━━━ WORKING DATA

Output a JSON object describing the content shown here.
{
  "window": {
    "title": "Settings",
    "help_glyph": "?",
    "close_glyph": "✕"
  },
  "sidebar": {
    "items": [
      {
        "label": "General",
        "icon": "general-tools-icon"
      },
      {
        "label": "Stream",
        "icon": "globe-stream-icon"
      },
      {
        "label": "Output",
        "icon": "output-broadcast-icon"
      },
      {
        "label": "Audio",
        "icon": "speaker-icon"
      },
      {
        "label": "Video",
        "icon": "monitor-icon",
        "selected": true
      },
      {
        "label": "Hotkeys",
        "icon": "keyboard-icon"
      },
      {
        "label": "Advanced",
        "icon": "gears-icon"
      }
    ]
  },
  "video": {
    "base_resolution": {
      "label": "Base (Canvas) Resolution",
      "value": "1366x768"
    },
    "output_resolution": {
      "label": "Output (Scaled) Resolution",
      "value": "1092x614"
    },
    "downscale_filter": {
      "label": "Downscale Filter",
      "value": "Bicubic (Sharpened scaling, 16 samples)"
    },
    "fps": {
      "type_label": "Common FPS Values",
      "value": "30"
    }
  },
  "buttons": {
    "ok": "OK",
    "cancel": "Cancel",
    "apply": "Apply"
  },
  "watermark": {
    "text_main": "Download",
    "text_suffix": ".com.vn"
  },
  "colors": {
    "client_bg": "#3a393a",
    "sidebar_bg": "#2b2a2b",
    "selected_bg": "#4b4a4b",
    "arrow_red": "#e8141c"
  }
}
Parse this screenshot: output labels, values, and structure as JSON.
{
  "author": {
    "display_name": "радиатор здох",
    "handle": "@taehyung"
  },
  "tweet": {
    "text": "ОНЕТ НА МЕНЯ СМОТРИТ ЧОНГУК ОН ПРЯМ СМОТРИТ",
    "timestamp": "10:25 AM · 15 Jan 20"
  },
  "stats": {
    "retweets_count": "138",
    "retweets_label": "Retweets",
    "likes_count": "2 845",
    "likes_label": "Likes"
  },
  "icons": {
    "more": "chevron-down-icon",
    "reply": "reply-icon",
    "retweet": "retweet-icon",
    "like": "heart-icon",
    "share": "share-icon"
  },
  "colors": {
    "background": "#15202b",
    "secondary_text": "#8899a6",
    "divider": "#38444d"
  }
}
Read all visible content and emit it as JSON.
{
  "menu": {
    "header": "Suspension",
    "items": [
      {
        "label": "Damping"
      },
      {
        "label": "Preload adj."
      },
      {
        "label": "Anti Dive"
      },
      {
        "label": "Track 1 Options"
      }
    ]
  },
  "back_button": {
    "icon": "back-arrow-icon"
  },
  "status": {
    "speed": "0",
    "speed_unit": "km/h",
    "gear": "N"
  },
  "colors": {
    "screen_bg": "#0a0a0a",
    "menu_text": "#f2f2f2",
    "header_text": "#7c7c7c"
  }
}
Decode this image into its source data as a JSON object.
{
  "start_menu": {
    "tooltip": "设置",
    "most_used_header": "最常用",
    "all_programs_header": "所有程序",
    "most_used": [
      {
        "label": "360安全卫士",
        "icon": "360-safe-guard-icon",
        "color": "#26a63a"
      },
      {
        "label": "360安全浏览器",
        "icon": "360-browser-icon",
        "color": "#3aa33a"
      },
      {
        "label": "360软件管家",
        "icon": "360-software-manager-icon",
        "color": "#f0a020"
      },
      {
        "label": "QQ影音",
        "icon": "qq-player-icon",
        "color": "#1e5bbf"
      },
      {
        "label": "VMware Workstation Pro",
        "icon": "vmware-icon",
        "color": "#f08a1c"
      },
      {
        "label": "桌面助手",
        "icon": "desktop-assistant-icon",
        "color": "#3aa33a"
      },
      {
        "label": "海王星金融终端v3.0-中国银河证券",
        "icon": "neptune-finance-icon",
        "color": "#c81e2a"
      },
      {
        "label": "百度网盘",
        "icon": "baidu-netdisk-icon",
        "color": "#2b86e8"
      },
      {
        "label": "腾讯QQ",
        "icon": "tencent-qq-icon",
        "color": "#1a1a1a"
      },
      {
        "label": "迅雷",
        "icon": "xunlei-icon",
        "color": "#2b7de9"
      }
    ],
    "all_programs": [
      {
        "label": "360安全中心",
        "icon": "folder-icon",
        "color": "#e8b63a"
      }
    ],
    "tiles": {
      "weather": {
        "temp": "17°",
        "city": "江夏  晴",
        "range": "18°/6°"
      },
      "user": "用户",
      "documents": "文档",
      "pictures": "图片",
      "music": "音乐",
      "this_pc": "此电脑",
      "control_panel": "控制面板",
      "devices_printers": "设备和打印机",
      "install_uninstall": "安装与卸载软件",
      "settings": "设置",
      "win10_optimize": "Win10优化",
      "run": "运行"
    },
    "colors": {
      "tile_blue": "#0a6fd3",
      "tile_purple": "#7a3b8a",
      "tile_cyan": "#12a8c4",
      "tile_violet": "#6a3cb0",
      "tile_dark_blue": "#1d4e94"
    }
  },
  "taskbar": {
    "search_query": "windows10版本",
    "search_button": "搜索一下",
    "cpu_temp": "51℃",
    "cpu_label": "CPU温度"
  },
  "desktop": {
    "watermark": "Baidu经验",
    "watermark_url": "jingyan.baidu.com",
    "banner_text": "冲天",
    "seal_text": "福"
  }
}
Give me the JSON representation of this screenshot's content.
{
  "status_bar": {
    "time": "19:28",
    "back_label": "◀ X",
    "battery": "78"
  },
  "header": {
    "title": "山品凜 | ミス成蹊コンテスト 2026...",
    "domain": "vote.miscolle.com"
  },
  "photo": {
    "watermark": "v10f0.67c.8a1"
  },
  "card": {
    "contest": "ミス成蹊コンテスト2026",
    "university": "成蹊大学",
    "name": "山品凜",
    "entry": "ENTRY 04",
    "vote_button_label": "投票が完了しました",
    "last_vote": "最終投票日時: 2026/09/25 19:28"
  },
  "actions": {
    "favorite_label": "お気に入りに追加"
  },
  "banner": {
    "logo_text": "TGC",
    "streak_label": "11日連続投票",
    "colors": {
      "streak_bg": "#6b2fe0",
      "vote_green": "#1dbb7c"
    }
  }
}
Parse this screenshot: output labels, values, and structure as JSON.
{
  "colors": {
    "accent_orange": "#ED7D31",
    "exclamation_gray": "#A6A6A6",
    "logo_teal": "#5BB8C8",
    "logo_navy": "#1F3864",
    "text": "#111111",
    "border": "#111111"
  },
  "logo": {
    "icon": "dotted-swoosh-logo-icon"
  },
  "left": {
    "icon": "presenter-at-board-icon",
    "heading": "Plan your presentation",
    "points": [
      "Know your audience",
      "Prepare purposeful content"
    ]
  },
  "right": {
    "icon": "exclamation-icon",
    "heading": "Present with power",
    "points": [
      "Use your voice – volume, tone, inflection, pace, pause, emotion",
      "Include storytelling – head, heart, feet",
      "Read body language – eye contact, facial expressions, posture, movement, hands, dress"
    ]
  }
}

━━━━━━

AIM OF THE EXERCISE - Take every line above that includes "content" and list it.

REPLY -
Output a JSON object describing the content shown here.
Read all visible content and emit it as JSON.
Give me the JSON representation of this screenshot's content.
      "Prepare purposeful content"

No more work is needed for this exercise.